**Instructions for the task**
Copy out the data in full, keeping each line exactly as it reads.

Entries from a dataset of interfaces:
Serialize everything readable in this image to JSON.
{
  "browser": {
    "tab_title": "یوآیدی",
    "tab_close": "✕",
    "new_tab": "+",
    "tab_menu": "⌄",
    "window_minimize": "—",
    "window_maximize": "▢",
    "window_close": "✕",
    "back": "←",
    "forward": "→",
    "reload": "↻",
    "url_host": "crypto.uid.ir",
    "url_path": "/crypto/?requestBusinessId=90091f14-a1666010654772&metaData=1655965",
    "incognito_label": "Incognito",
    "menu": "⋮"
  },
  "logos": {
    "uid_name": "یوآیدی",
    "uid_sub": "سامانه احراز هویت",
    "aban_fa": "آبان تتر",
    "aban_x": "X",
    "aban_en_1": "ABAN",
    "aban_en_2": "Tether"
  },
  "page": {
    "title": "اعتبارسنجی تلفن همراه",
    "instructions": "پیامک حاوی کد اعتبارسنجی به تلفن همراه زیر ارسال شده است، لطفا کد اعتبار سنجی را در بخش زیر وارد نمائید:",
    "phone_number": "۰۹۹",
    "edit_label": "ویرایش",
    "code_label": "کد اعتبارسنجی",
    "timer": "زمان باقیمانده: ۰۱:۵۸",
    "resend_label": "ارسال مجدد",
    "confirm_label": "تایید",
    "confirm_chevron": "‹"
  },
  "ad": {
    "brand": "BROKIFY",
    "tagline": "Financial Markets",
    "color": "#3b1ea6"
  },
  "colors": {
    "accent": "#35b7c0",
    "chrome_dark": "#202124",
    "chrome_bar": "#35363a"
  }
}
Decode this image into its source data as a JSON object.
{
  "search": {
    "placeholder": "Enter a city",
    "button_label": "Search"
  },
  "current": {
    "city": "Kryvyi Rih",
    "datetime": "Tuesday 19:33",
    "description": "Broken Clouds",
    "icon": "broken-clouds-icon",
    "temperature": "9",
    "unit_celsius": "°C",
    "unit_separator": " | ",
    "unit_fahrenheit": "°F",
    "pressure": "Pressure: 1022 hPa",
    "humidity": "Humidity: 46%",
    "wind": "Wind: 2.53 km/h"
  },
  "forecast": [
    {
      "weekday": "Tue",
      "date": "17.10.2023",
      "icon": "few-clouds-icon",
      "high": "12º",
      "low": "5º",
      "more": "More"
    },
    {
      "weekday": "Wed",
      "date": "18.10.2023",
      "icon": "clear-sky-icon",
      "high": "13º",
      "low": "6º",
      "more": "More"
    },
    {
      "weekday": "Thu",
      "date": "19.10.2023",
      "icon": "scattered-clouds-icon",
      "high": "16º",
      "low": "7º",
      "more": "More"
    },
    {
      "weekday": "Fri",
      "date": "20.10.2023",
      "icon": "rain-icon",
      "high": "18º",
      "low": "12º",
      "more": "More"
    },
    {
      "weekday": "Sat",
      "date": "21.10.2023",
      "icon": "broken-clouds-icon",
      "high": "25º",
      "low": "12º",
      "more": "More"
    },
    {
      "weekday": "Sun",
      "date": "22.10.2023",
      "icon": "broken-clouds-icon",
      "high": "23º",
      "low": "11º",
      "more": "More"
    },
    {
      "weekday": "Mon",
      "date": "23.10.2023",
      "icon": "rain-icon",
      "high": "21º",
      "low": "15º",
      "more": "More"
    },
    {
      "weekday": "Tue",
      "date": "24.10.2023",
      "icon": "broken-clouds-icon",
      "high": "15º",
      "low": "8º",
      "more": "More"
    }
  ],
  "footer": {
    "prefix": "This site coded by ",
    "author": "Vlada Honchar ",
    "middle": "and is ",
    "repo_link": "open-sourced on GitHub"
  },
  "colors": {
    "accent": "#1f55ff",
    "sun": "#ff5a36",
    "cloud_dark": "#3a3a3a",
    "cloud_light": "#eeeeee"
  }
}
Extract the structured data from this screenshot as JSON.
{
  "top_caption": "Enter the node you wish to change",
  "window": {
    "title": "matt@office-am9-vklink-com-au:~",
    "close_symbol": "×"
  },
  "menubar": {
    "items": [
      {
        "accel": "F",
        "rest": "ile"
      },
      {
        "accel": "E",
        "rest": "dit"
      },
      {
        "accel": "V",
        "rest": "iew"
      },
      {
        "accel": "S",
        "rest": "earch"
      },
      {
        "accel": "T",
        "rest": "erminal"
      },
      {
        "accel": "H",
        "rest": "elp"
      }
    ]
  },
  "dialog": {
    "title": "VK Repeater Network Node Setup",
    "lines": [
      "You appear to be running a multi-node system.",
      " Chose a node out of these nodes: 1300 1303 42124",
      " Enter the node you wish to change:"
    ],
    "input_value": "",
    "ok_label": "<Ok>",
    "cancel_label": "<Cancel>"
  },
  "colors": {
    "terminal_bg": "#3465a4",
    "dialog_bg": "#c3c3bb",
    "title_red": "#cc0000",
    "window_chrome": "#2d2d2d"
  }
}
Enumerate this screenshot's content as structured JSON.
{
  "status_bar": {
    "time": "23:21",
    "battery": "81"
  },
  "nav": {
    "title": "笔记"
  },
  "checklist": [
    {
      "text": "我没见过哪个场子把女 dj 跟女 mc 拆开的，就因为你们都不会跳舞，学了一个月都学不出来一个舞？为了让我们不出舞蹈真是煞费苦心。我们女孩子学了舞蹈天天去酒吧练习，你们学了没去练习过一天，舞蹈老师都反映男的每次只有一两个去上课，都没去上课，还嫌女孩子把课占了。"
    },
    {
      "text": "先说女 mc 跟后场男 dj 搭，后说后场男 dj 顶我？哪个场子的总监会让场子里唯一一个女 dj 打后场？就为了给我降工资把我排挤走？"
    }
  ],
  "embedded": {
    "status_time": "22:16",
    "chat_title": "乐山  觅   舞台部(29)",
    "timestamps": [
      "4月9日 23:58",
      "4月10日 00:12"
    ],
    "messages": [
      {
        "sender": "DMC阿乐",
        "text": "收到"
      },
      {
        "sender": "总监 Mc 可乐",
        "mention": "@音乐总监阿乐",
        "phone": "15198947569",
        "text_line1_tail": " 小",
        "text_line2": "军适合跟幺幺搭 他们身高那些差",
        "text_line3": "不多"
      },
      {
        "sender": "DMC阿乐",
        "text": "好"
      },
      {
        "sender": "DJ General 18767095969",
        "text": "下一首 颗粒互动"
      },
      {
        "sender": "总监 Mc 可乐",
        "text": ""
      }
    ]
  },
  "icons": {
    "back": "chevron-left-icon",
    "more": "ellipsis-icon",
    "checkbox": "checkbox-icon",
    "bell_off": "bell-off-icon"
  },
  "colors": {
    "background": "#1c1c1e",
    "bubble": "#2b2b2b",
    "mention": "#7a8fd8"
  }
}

**Final answer**
Serialize everything readable in this image to JSON.
{
  "browser": {
    "tab_title": "یوآیدی",
    "tab_close": "✕",
    "new_tab": "+",
    "tab_menu": "⌄",
    "window_minimize": "—",
    "window_maximize": "▢",
    "window_close": "✕",
    "back": "←",
    "forward": "→",
    "reload": "↻",
    "url_host": "crypto.uid.ir",
    "url_path": "/crypto/?requestBusinessId=90091f14-a1666010654772&metaData=1655965",
    "incognito_label": "Incognito",
    "menu": "⋮"
  },
  "logos": {
    "uid_name": "یوآیدی",
    "uid_sub": "سامانه احراز هویت",
    "aban_fa": "آبان تتر",
    "aban_x": "X",
    "aban_en_1": "ABAN",
    "aban_en_2": "Tether"
  },
  "page": {
    "title": "اعتبارسنجی تلفن همراه",
    "instructions": "پیامک حاوی کد اعتبارسنجی به تلفن همراه زیر ارسال شده است، لطفا کد اعتبار سنجی را در بخش زیر وارد نمائید:",
    "phone_number": "۰۹۹",
    "edit_label": "ویرایش",
    "code_label": "کد اعتبارسنجی",
    "timer": "زمان باقیمانده: ۰۱:۵۸",
    "resend_label": "ارسال مجدد",
    "confirm_label": "تایید",
    "confirm_chevron": "‹"
  },
  "ad": {
    "brand": "BROKIFY",
    "tagline": "Financial Markets",
    "color": "#3b1ea6"
  },
  "colors": {
    "accent": "#35b7c0",
    "chrome_dark": "#202124",
    "chrome_bar": "#35363a"
  }
}
Decode this image into its source data as a JSON object.
{
  "search": {
    "placeholder": "Enter a city",
    "button_label": "Search"
  },
  "current": {
    "city": "Kryvyi Rih",
    "datetime": "Tuesday 19:33",
    "description": "Broken Clouds",
    "icon": "broken-clouds-icon",
    "temperature": "9",
    "unit_celsius": "°C",
    "unit_separator": " | ",
    "unit_fahrenheit": "°F",
    "pressure": "Pressure: 1022 hPa",
    "humidity": "Humidity: 46%",
    "wind": "Wind: 2.53 km/h"
  },
  "forecast": [
    {
      "weekday": "Tue",
      "date": "17.10.2023",
      "icon": "few-clouds-icon",
      "high": "12º",
      "low": "5º",
      "more": "More"
    },
    {
      "weekday": "Wed",
      "date": "18.10.2023",
      "icon": "clear-sky-icon",
      "high": "13º",
      "low": "6º",
      "more": "More"
    },
    {
      "weekday": "Thu",
      "date": "19.10.2023",
      "icon": "scattered-clouds-icon",
      "high": "16º",
      "low": "7º",
      "more": "More"
    },
    {
      "weekday": "Fri",
      "date": "20.10.2023",
      "icon": "rain-icon",
      "high": "18º",
      "low": "12º",
      "more": "More"
    },
    {
      "weekday": "Sat",
      "date": "21.10.2023",
      "icon": "broken-clouds-icon",
      "high": "25º",
      "low": "12º",
      "more": "More"
    },
    {
      "weekday": "Sun",
      "date": "22.10.2023",
      "icon": "broken-clouds-icon",
      "high": "23º",
      "low": "11º",
      "more": "More"
    },
    {
      "weekday": "Mon",
      "date": "23.10.2023",
      "icon": "rain-icon",
      "high": "21º",
      "low": "15º",
      "more": "More"
    },
    {
      "weekday": "Tue",
      "date": "24.10.2023",
      "icon": "broken-clouds-icon",
      "high": "15º",
      "low": "8º",
      "more": "More"
    }
  ],
  "footer": {
    "prefix": "This site coded by ",
    "author": "Vlada Honchar ",
    "middle": "and is ",
    "repo_link": "open-sourced on GitHub"
  },
  "colors": {
    "accent": "#1f55ff",
    "sun": "#ff5a36",
    "cloud_dark": "#3a3a3a",
    "cloud_light": "#eeeeee"
  }
}
Extract the structured data from this screenshot as JSON.
{
  "top_caption": "Enter the node you wish to change",
  "window": {
    "title": "matt@office-am9-vklink-com-au:~",
    "close_symbol": "×"
  },
  "menubar": {
    "items": [
      {
        "accel": "F",
        "rest": "ile"
      },
      {
        "accel": "E",
        "rest": "dit"
      },
      {
        "accel": "V",
        "rest": "iew"
      },
      {
        "accel": "S",
        "rest": "earch"
      },
      {
        "accel": "T",
        "rest": "erminal"
      },
      {
        "accel": "H",
        "rest": "elp"
      }
    ]
  },
  "dialog": {
    "title": "VK Repeater Network Node Setup",
    "lines": [
      "You appear to be running a multi-node system.",
      " Chose a node out of these nodes: 1300 1303 42124",
      " Enter the node you wish to change:"
    ],
    "input_value": "",
    "ok_label": "<Ok>",
    "cancel_label": "<Cancel>"
  },
  "colors": {
    "terminal_bg": "#3465a4",
    "dialog_bg": "#c3c3bb",
    "title_red": "#cc0000",
    "window_chrome": "#2d2d2d"
  }
}
Enumerate this screenshot's content as structured JSON.
{
  "status_bar": {
    "time": "23:21",
    "battery": "81"
  },
  "nav": {
    "title": "笔记"
  },
  "checklist": [
    {
      "text": "我没见过哪个场子把女 dj 跟女 mc 拆开的，就因为你们都不会跳舞，学了一个月都学不出来一个舞？为了让我们不出舞蹈真是煞费苦心。我们女孩子学了舞蹈天天去酒吧练习，你们学了没去练习过一天，舞蹈老师都反映男的每次只有一两个去上课，都没去上课，还嫌女孩子把课占了。"
    },
    {
      "text": "先说女 mc 跟后场男 dj 搭，后说后场男 dj 顶我？哪个场子的总监会让场子里唯一一个女 dj 打后场？就为了给我降工资把我排挤走？"
    }
  ],
  "embedded": {
    "status_time": "22:16",
    "chat_title": "乐山  觅   舞台部(29)",
    "timestamps": [
      "4月9日 23:58",
      "4月10日 00:12"
    ],
    "messages": [
      {
        "sender": "DMC阿乐",
        "text": "收到"
      },
      {
        "sender": "总监 Mc 可乐",
        "mention": "@音乐总监阿乐",
        "phone": "15198947569",
        "text_line1_tail": " 小",
        "text_line2": "军适合跟幺幺搭 他们身高那些差",
        "text_line3": "不多"
      },
      {
        "sender": "DMC阿乐",
        "text": "好"
      },
      {
        "sender": "DJ General 18767095969",
        "text": "下一首 颗粒互动"
      },
      {
        "sender": "总监 Mc 可乐",
        "text": ""
      }
    ]
  },
  "icons": {
    "back": "chevron-left-icon",
    "more": "ellipsis-icon",
    "checkbox": "checkbox-icon",
    "bell_off": "bell-off-icon"
  },
  "colors": {
    "background": "#1c1c1e",
    "bubble": "#2b2b2b",
    "mention": "#7a8fd8"
  }
}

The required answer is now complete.